PROBLEM STATEMENT:
Locate each line below that includes "title" and reproduce it.

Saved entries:
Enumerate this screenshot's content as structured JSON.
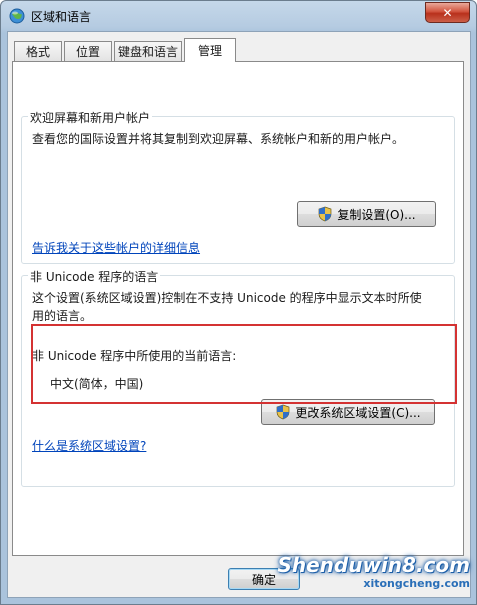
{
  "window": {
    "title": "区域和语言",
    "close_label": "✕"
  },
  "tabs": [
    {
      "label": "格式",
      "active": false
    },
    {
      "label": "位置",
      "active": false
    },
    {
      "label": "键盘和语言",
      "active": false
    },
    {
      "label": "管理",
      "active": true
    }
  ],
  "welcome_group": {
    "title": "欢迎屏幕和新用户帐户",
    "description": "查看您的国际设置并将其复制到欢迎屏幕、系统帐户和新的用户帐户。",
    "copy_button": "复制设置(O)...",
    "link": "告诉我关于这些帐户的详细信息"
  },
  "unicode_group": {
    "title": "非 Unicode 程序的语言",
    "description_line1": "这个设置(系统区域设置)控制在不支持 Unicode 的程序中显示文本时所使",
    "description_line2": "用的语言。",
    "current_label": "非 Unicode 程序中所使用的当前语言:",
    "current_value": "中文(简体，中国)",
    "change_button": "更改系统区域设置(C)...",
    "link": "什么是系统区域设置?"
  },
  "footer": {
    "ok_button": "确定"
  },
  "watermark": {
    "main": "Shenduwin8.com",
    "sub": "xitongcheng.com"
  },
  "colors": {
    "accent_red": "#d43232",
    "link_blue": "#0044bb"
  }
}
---
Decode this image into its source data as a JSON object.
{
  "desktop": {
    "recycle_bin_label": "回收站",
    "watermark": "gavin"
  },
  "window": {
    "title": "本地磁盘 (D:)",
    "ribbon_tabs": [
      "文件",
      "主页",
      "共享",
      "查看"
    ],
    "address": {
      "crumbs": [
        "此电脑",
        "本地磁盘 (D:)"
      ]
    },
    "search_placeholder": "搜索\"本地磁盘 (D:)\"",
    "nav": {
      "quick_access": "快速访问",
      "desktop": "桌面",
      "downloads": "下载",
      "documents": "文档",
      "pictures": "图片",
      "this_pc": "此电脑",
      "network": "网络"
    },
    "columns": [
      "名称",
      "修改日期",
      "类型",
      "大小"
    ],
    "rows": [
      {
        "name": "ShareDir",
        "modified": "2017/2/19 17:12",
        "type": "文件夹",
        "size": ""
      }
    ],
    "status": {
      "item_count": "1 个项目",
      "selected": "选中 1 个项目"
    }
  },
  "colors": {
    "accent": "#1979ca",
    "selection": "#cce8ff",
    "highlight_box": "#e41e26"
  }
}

ANSWER SPACE:
    "title": "区域和语言",
    "title": "欢迎屏幕和新用户帐户",
    "title": "非 Unicode 程序的语言",
    "title": "本地磁盘 (D:)",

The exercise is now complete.